_Input records_.
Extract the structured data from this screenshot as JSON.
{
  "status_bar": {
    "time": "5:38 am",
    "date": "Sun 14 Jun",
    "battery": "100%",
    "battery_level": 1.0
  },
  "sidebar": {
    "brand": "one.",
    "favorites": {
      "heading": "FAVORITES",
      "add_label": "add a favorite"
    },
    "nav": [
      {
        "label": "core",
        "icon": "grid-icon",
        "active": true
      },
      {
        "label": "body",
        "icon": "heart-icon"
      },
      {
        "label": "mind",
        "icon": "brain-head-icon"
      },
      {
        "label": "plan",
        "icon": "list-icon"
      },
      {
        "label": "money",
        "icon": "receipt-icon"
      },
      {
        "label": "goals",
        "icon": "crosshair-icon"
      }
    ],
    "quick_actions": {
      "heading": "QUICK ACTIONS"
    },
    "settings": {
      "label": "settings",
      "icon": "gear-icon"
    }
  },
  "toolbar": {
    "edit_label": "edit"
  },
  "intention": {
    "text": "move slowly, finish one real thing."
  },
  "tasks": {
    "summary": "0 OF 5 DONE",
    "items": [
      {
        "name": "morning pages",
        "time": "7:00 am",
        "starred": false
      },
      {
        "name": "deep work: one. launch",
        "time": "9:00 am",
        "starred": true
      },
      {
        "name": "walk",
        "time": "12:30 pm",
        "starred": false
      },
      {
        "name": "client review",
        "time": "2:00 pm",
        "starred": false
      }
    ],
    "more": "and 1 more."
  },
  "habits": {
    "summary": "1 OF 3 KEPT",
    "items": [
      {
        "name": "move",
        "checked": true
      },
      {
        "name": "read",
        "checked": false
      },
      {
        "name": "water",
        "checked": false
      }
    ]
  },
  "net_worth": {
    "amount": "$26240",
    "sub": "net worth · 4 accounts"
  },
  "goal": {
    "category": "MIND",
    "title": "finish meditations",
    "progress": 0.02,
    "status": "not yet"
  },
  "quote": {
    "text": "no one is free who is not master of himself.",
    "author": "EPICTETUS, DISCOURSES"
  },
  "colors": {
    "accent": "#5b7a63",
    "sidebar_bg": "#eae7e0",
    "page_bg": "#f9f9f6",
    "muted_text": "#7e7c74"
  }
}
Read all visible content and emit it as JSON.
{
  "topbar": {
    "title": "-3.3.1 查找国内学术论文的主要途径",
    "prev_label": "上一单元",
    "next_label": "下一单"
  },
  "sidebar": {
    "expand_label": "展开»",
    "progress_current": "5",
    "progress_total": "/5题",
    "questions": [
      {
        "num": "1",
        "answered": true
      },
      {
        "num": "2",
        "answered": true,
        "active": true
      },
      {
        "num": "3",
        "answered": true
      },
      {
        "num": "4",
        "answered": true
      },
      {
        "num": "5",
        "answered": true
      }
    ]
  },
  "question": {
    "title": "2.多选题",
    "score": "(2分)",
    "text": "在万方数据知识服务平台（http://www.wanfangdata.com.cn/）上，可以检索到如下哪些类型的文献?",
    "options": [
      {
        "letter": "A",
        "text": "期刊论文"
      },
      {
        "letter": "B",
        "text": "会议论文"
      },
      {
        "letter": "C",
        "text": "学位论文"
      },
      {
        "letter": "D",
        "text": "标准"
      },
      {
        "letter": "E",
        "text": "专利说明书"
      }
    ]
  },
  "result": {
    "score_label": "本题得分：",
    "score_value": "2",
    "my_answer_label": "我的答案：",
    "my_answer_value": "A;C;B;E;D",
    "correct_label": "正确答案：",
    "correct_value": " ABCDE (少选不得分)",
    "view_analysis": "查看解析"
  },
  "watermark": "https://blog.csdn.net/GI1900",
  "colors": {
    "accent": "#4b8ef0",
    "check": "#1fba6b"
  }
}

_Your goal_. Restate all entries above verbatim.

_Output_.
Extract the structured data from this screenshot as JSON.
{
  "status_bar": {
    "time": "5:38 am",
    "date": "Sun 14 Jun",
    "battery": "100%",
    "battery_level": 1.0
  },
  "sidebar": {
    "brand": "one.",
    "favorites": {
      "heading": "FAVORITES",
      "add_label": "add a favorite"
    },
    "nav": [
      {
        "label": "core",
        "icon": "grid-icon",
        "active": true
      },
      {
        "label": "body",
        "icon": "heart-icon"
      },
      {
        "label": "mind",
        "icon": "brain-head-icon"
      },
      {
        "label": "plan",
        "icon": "list-icon"
      },
      {
        "label": "money",
        "icon": "receipt-icon"
      },
      {
        "label": "goals",
        "icon": "crosshair-icon"
      }
    ],
    "quick_actions": {
      "heading": "QUICK ACTIONS"
    },
    "settings": {
      "label": "settings",
      "icon": "gear-icon"
    }
  },
  "toolbar": {
    "edit_label": "edit"
  },
  "intention": {
    "text": "move slowly, finish one real thing."
  },
  "tasks": {
    "summary": "0 OF 5 DONE",
    "items": [
      {
        "name": "morning pages",
        "time": "7:00 am",
        "starred": false
      },
      {
        "name": "deep work: one. launch",
        "time": "9:00 am",
        "starred": true
      },
      {
        "name": "walk",
        "time": "12:30 pm",
        "starred": false
      },
      {
        "name": "client review",
        "time": "2:00 pm",
        "starred": false
      }
    ],
    "more": "and 1 more."
  },
  "habits": {
    "summary": "1 OF 3 KEPT",
    "items": [
      {
        "name": "move",
        "checked": true
      },
      {
        "name": "read",
        "checked": false
      },
      {
        "name": "water",
        "checked": false
      }
    ]
  },
  "net_worth": {
    "amount": "$26240",
    "sub": "net worth · 4 accounts"
  },
  "goal": {
    "category": "MIND",
    "title": "finish meditations",
    "progress": 0.02,
    "status": "not yet"
  },
  "quote": {
    "text": "no one is free who is not master of himself.",
    "author": "EPICTETUS, DISCOURSES"
  },
  "colors": {
    "accent": "#5b7a63",
    "sidebar_bg": "#eae7e0",
    "page_bg": "#f9f9f6",
    "muted_text": "#7e7c74"
  }
}
Read all visible content and emit it as JSON.
{
  "topbar": {
    "title": "-3.3.1 查找国内学术论文的主要途径",
    "prev_label": "上一单元",
    "next_label": "下一单"
  },
  "sidebar": {
    "expand_label": "展开»",
    "progress_current": "5",
    "progress_total": "/5题",
    "questions": [
      {
        "num": "1",
        "answered": true
      },
      {
        "num": "2",
        "answered": true,
        "active": true
      },
      {
        "num": "3",
        "answered": true
      },
      {
        "num": "4",
        "answered": true
      },
      {
        "num": "5",
        "answered": true
      }
    ]
  },
  "question": {
    "title": "2.多选题",
    "score": "(2分)",
    "text": "在万方数据知识服务平台（http://www.wanfangdata.com.cn/）上，可以检索到如下哪些类型的文献?",
    "options": [
      {
        "letter": "A",
        "text": "期刊论文"
      },
      {
        "letter": "B",
        "text": "会议论文"
      },
      {
        "letter": "C",
        "text": "学位论文"
      },
      {
        "letter": "D",
        "text": "标准"
      },
      {
        "letter": "E",
        "text": "专利说明书"
      }
    ]
  },
  "result": {
    "score_label": "本题得分：",
    "score_value": "2",
    "my_answer_label": "我的答案：",
    "my_answer_value": "A;C;B;E;D",
    "correct_label": "正确答案：",
    "correct_value": " ABCDE (少选不得分)",
    "view_analysis": "查看解析"
  },
  "watermark": "https://blog.csdn.net/GI1900",
  "colors": {
    "accent": "#4b8ef0",
    "check": "#1fba6b"
  }
}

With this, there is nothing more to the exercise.